Tramping round the whole town and going to and from to find a job is the past. Digitalization of social relations including the workplace in many ways- has meant the development of the business of job portals, which offer both vacancies in companies and skilled staff available to employers. Efficiency, speed, low costs, segmentation; all of them are key terms that explain how the massive use of the Internet has influenced the job market
Finding a job and hiring staff are two sides of the coin in the working area that require time and effort both to find the best human resources and a position in line with one's own expectations. In this regard, the more job opportunities, the more likely to hit on the right job. For that purpose, web portals on job opportunities have become powerful tools that speed up and enhance personnel recruitment and applications. Just by filling in some forms with personal, educational and professional data, looking and applying for one out of thousand available jobs on the Internet is upgraded and enriched.
Bytes instead of paper
Producing resumes in hard copy is out of date.

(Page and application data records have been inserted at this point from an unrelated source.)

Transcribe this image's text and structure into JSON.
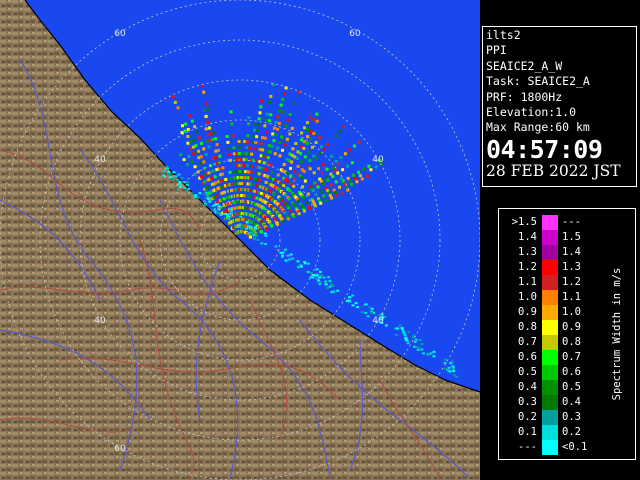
{
  "station": {
    "name": "ilts2",
    "product": "PPI",
    "scan": "SEAICE2_A_W",
    "task": "Task: SEAICE2_A",
    "prf": "PRF: 1800Hz",
    "elevation": "Elevation:1.0",
    "max_range": "Max Range:60 km",
    "time": "04:57:09",
    "date": "28 FEB 2022 JST"
  },
  "map": {
    "range_labels": [
      "60",
      "60",
      "40",
      "40",
      "40",
      "40",
      "60"
    ],
    "colors": {
      "sea": "#1a48f0",
      "land": "#8a7556",
      "river": "#5a5ac8",
      "boundary": "#b04a40",
      "rings": "#c0c0c0"
    }
  },
  "legend": {
    "title": "Spectrum Width in m/s",
    "rows": [
      {
        "low": ">1.5",
        "high": "---",
        "color": "#ff33ff"
      },
      {
        "low": "1.4",
        "high": "1.5",
        "color": "#cc00cc"
      },
      {
        "low": "1.3",
        "high": "1.4",
        "color": "#a000a0"
      },
      {
        "low": "1.2",
        "high": "1.3",
        "color": "#ff0000"
      },
      {
        "low": "1.1",
        "high": "1.2",
        "color": "#d02020"
      },
      {
        "low": "1.0",
        "high": "1.1",
        "color": "#ff8000"
      },
      {
        "low": "0.9",
        "high": "1.0",
        "color": "#ffaa00"
      },
      {
        "low": "0.8",
        "high": "0.9",
        "color": "#ffff00"
      },
      {
        "low": "0.7",
        "high": "0.8",
        "color": "#c8c800"
      },
      {
        "low": "0.6",
        "high": "0.7",
        "color": "#00ff00"
      },
      {
        "low": "0.5",
        "high": "0.6",
        "color": "#00c800"
      },
      {
        "low": "0.4",
        "high": "0.5",
        "color": "#009000"
      },
      {
        "low": "0.3",
        "high": "0.4",
        "color": "#007a00"
      },
      {
        "low": "0.2",
        "high": "0.3",
        "color": "#00a0a0"
      },
      {
        "low": "0.1",
        "high": "0.2",
        "color": "#00dddd"
      },
      {
        "low": "---",
        "high": "<0.1",
        "color": "#00ffff"
      }
    ]
  }
}
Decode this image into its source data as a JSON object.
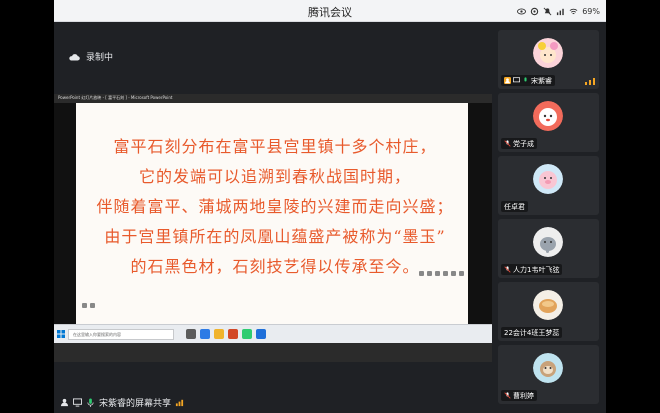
{
  "window": {
    "title": "腾讯会议",
    "battery": "69%"
  },
  "stage": {
    "recording_label": "录制中"
  },
  "ppt": {
    "window_title": "PowerPoint 幻灯片放映 - [ 富平石刻 ] - Microsoft PowerPoint"
  },
  "slide": {
    "lines": [
      "富平石刻分布在富平县宫里镇十多个村庄，",
      "它的发端可以追溯到春秋战国时期，",
      "伴随着富平、蒲城两地皇陵的兴建而走向兴盛；",
      "由于宫里镇所在的凤凰山蕴盛产被称为“墨玉”",
      "的石黑色材，石刻技艺得以传承至今。"
    ],
    "color": "#e85a2c"
  },
  "taskbar": {
    "search_placeholder": "在这里输入你要搜索的内容"
  },
  "bottombar": {
    "share_label": "宋紫睿的屏幕共享"
  },
  "participants": [
    {
      "name": "宋紫睿",
      "avatar": "girl-flower-avatar",
      "speaking": true
    },
    {
      "name": "党子成",
      "avatar": "cartoon-dog-avatar"
    },
    {
      "name": "任卓君",
      "avatar": "pink-pig-avatar"
    },
    {
      "name": "人力1韦叶飞弦",
      "avatar": "elephant-avatar"
    },
    {
      "name": "22会计4班王梦蕊",
      "avatar": "bread-avatar"
    },
    {
      "name": "曹利婷",
      "avatar": "sloth-avatar"
    }
  ],
  "colors": {
    "accent_signal": "#f5a623",
    "mic_green": "#2ecc71"
  }
}
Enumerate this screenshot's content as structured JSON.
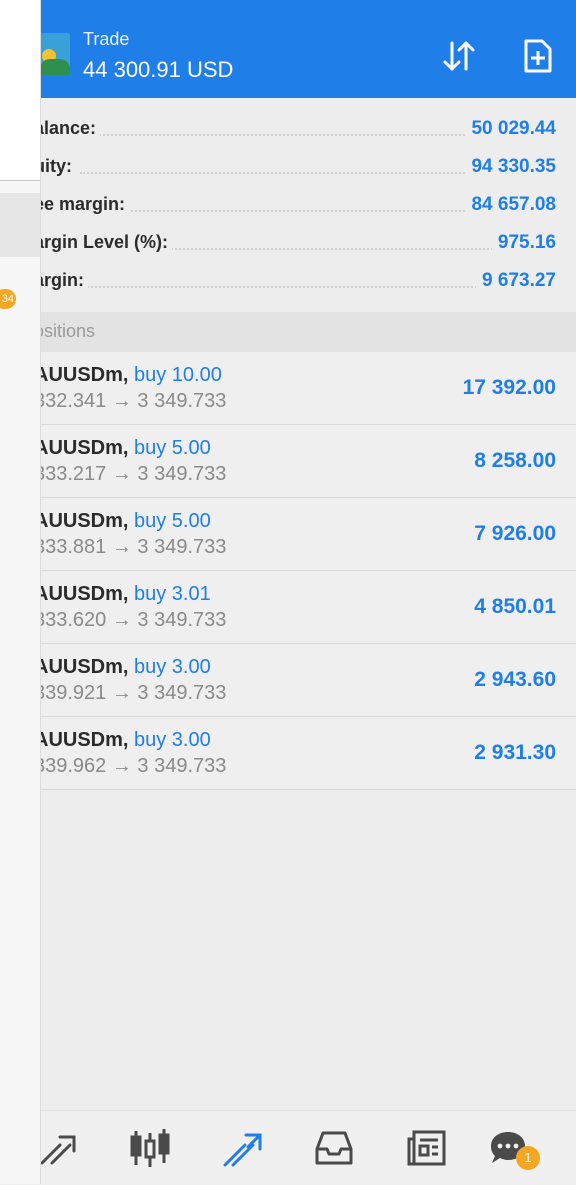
{
  "header": {
    "title": "Trade",
    "balance_line": "44 300.91 USD",
    "color": "#1f7ee8",
    "icons": [
      "sort-icon",
      "new-order-icon"
    ]
  },
  "summary": [
    {
      "label": "alance:",
      "value": "50 029.44"
    },
    {
      "label": "uity:",
      "value": "94 330.35"
    },
    {
      "label": "ee margin:",
      "value": "84 657.08"
    },
    {
      "label": "argin Level (%):",
      "value": "975.16"
    },
    {
      "label": "argin:",
      "value": "9 673.27"
    }
  ],
  "positions_header": "ositions",
  "positions": [
    {
      "symbol": "AUUSDm,",
      "side": "buy 10.00",
      "prices": "332.341 → 3 349.733",
      "profit": "17 392.00"
    },
    {
      "symbol": "AUUSDm,",
      "side": "buy 5.00",
      "prices": "333.217 → 3 349.733",
      "profit": "8 258.00"
    },
    {
      "symbol": "AUUSDm,",
      "side": "buy 5.00",
      "prices": "333.881 → 3 349.733",
      "profit": "7 926.00"
    },
    {
      "symbol": "AUUSDm,",
      "side": "buy 3.01",
      "prices": "333.620 → 3 349.733",
      "profit": "4 850.01"
    },
    {
      "symbol": "AUUSDm,",
      "side": "buy 3.00",
      "prices": "339.921 → 3 349.733",
      "profit": "2 943.60"
    },
    {
      "symbol": "AUUSDm,",
      "side": "buy 3.00",
      "prices": "339.962 → 3 349.733",
      "profit": "2 931.30"
    }
  ],
  "drawer": {
    "badge": "34"
  },
  "bottom_nav": {
    "items": [
      "quotes-icon",
      "chart-icon",
      "trade-icon",
      "history-icon",
      "news-icon",
      "chat-icon"
    ],
    "active": "trade-icon",
    "chat_badge": "1"
  }
}
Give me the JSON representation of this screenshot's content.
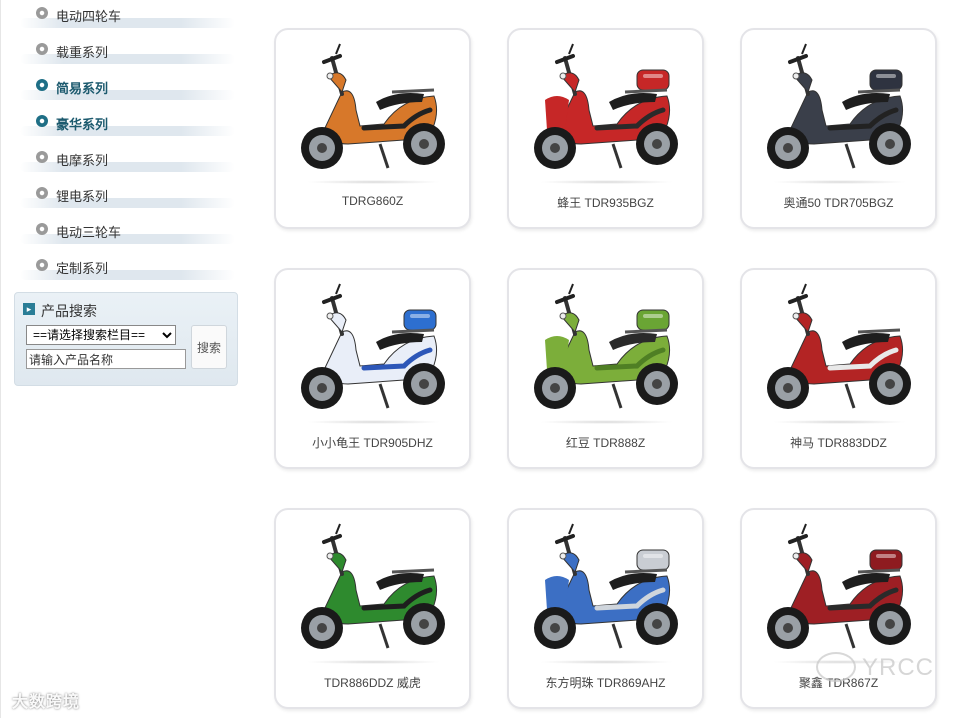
{
  "sidebar": {
    "categories": [
      {
        "label": "电动四轮车",
        "active": false
      },
      {
        "label": "载重系列",
        "active": false
      },
      {
        "label": "简易系列",
        "active": true
      },
      {
        "label": "豪华系列",
        "active": true
      },
      {
        "label": "电摩系列",
        "active": false
      },
      {
        "label": "锂电系列",
        "active": false
      },
      {
        "label": "电动三轮车",
        "active": false
      },
      {
        "label": "定制系列",
        "active": false
      }
    ],
    "search": {
      "title": "产品搜索",
      "select_value": "==请选择搜索栏目==",
      "input_value": "请输入产品名称",
      "button_label": "搜索"
    }
  },
  "products": [
    {
      "caption": "TDRG860Z",
      "colors": {
        "body": "#d7782a",
        "accent": "#222222",
        "seat": "#1e1e1e",
        "box": ""
      }
    },
    {
      "caption": "蜂王 TDR935BGZ",
      "colors": {
        "body": "#c62727",
        "accent": "#2a2a2a",
        "seat": "#1e1e1e",
        "box": "#c62727"
      }
    },
    {
      "caption": "奥通50 TDR705BGZ",
      "colors": {
        "body": "#3a3f4a",
        "accent": "#222222",
        "seat": "#1e1e1e",
        "box": "#2e3340"
      }
    },
    {
      "caption": "小小龟王 TDR905DHZ",
      "colors": {
        "body": "#e9eef8",
        "accent": "#2d57b8",
        "seat": "#1e1e1e",
        "box": "#2d6fd0"
      }
    },
    {
      "caption": "红豆 TDR888Z",
      "colors": {
        "body": "#7cae3a",
        "accent": "#4f7f24",
        "seat": "#2a2a2a",
        "box": "#6aa534"
      }
    },
    {
      "caption": "神马 TDR883DDZ",
      "colors": {
        "body": "#b32424",
        "accent": "#e9e9e9",
        "seat": "#1e1e1e",
        "box": ""
      }
    },
    {
      "caption": "TDR886DDZ 威虎",
      "colors": {
        "body": "#2e8a2e",
        "accent": "#1e1e1e",
        "seat": "#1e1e1e",
        "box": ""
      }
    },
    {
      "caption": "东方明珠 TDR869AHZ",
      "colors": {
        "body": "#3c6fc4",
        "accent": "#cfd5dc",
        "seat": "#1e1e1e",
        "box": "#c9cdd3"
      }
    },
    {
      "caption": "聚鑫 TDR867Z",
      "colors": {
        "body": "#9e1f24",
        "accent": "#2a2a2a",
        "seat": "#1e1e1e",
        "box": "#8e1b20"
      }
    }
  ],
  "watermark_left": "大数跨境",
  "watermark_right": "YRCC"
}
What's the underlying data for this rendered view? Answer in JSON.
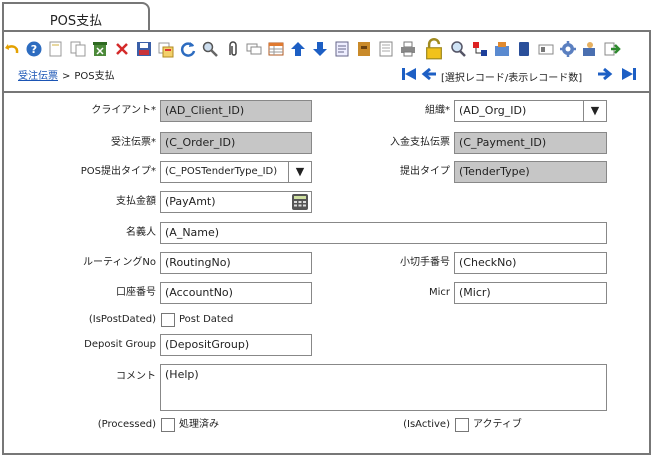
{
  "window": {
    "tab_title": "POS支払"
  },
  "toolbar": {
    "icons": [
      "undo-icon",
      "help-icon",
      "new-record-icon",
      "copy-record-icon",
      "delete-multi-icon",
      "delete-icon",
      "save-icon",
      "grid-toggle-icon",
      "refresh-icon",
      "find-icon",
      "attachment-icon",
      "chat-icon",
      "multi-row-icon",
      "first-parent-icon",
      "detail-icon",
      "history-icon",
      "archive-icon",
      "print-preview-icon",
      "print-icon",
      "lock-icon",
      "zoom-across-icon",
      "workflow-icon",
      "product-info-icon",
      "archived-docs-icon",
      "request-icon",
      "process-icon",
      "export-icon",
      "end-icon"
    ]
  },
  "breadcrumb": {
    "parent": "受注伝票",
    "separator": ">",
    "current": "POS支払"
  },
  "navigation": {
    "record_text": "[選択レコード/表示レコード数]"
  },
  "fields": {
    "client_label": "クライアント*",
    "client_value": "(AD_Client_ID)",
    "org_label": "組織*",
    "org_value": "(AD_Org_ID)",
    "order_label": "受注伝票*",
    "order_value": "(C_Order_ID)",
    "payment_label": "入金支払伝票",
    "payment_value": "(C_Payment_ID)",
    "tendertype_id_label": "POS提出タイプ*",
    "tendertype_id_value": "(C_POSTenderType_ID)",
    "tendertype_label": "提出タイプ",
    "tendertype_value": "(TenderType)",
    "payamt_label": "支払金額",
    "payamt_value": "(PayAmt)",
    "aname_label": "名義人",
    "aname_value": "(A_Name)",
    "routing_label": "ルーティングNo",
    "routing_value": "(RoutingNo)",
    "check_label": "小切手番号",
    "check_value": "(CheckNo)",
    "account_label": "口座番号",
    "account_value": "(AccountNo)",
    "micr_label": "Micr",
    "micr_value": "(Micr)",
    "postdated_label": "(IsPostDated)",
    "postdated_text": "Post Dated",
    "depositgroup_label": "Deposit Group",
    "depositgroup_value": "(DepositGroup)",
    "comment_label": "コメント",
    "comment_value": "(Help)",
    "processed_label": "(Processed)",
    "processed_text": "処理済み",
    "active_label": "(IsActive)",
    "active_text": "アクティブ"
  },
  "colors": {
    "accent": "#1b55b5",
    "readonly": "#c6c6c6",
    "border": "#777777"
  }
}
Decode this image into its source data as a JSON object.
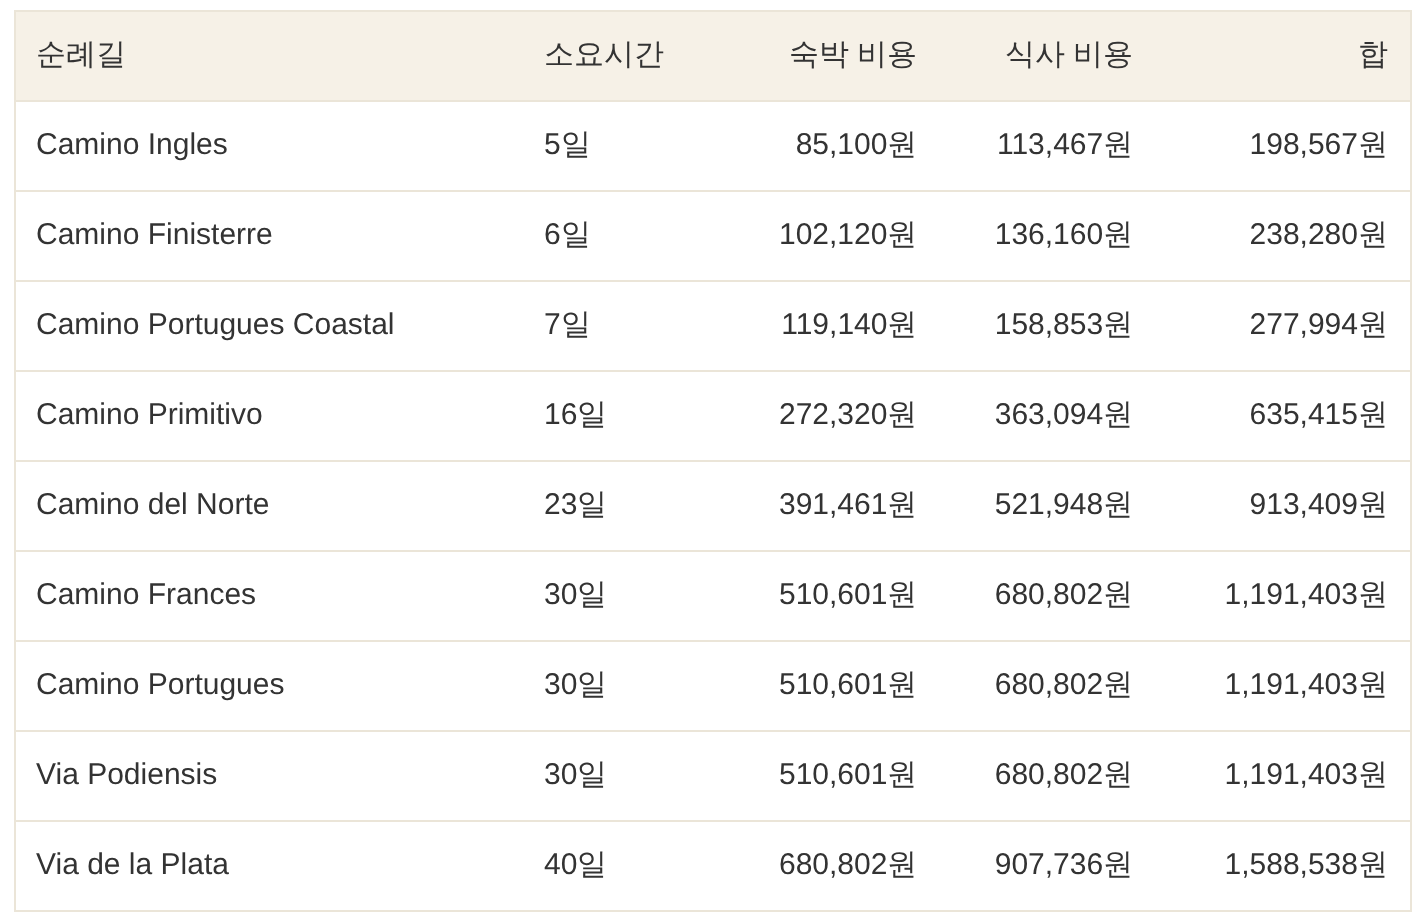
{
  "table": {
    "columns": [
      "순례길",
      "소요시간",
      "숙박 비용",
      "식사 비용",
      "합"
    ],
    "rows": [
      [
        "Camino Ingles",
        "5일",
        "85,100원",
        "113,467원",
        "198,567원"
      ],
      [
        "Camino Finisterre",
        "6일",
        "102,120원",
        "136,160원",
        "238,280원"
      ],
      [
        "Camino Portugues Coastal",
        "7일",
        "119,140원",
        "158,853원",
        "277,994원"
      ],
      [
        "Camino Primitivo",
        "16일",
        "272,320원",
        "363,094원",
        "635,415원"
      ],
      [
        "Camino del Norte",
        "23일",
        "391,461원",
        "521,948원",
        "913,409원"
      ],
      [
        "Camino Frances",
        "30일",
        "510,601원",
        "680,802원",
        "1,191,403원"
      ],
      [
        "Camino Portugues",
        "30일",
        "510,601원",
        "680,802원",
        "1,191,403원"
      ],
      [
        "Via Podiensis",
        "30일",
        "510,601원",
        "680,802원",
        "1,191,403원"
      ],
      [
        "Via de la Plata",
        "40일",
        "680,802원",
        "907,736원",
        "1,588,538원"
      ]
    ]
  }
}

Marisol Escalona, the Country Manager of Perfilnet (a web portal with more than 10 years of experience and over 700,000 resumes in its data base) explained that companies and individuals have realized that "with a single CV item they can choose among many profiles. And, by the same token, instead of delivering their CVs, people now enter corporate sites and send their resumes to those companies where their profiles are in line with what the companies are looking for."
Such a mechanism adds value to recruitment and this, undoubtedly, is highly appreciated by Human Resource Departments. Escalona comments that her work deals with "giving support at the first level of recruitment and selection. Companies which work with us maximize efficiency in the process. They count on digital screening for the criteria to be met in the vacancies." And websites also help improve the status of companies as "brands" or attractive workplaces, as they highlight assets which make the difference, such as the chances of professional growth, a goodwill corporation or a nice working environment.
For his part, Joan Ibarra, the Head of the Classifieds Employment Section at daily newspaper El Universal, is certain that "since their very beginning, web portals made a difference in looking for a job. The issue of resumes in hard copy that made you handle so many sheets of paper is history. On the web, job selection is easier, more effective and faster. Also, it is easier for applicants, as they can get further information on the computer."
How does it work?
Perfilnet's Marisol_Escalona explained that in light of a highly competitive job market, "a CV should be updated; you must be very careful with the information or image supplied."
On the web, "you can find a wide variety of offers, from technical or specialized positions, to shopkeepers and collectors. And this is not surprising because based on the Internet penetration -particularly Facebook- in Venezuela and in the socioeconomic lower classes, it is likely that some positions that could not be found on an Internet data base before; now, they can." In this way, portals have search portfolios for small, medium-size or large enterprises, according to their recruitment capacity.
"While the (Venezuelan) job market has been lately in a peculiar situation due to the country context, there are always vacancies. Offers have been recorded for more than 3,000 people. This shows that the tool is very successful and there are many chances of finding the talent," Escalona said.
For his part, the Head of the Classifieds Employment Section at El Universal specified that "some positions are the most offered: administrative positions, accountants, salesmen, information technology. These are the most active areas."
But also there are elementary jobs, such as cashiers or assistant accountants. "We can find offers ranging from managers up to secretaries or drivers. Sure enough, there is a very wide data base," Ibarra reasoned.
Technology development also results in an increasing demand of technical experts in selected information technology areas. Hence, according to Ibarra, "in the area of systems you can see a rise in the search for webmasters, developers or programmers."
Translated by Adrián Valera
The can of tuna, formerly a fairly normal pantry staple, has long been missing from stores in Venezuela, especially the domestic brands. When tuna cans, imported or domestic, do occasionally show up on store shelves, prices have increased several fold.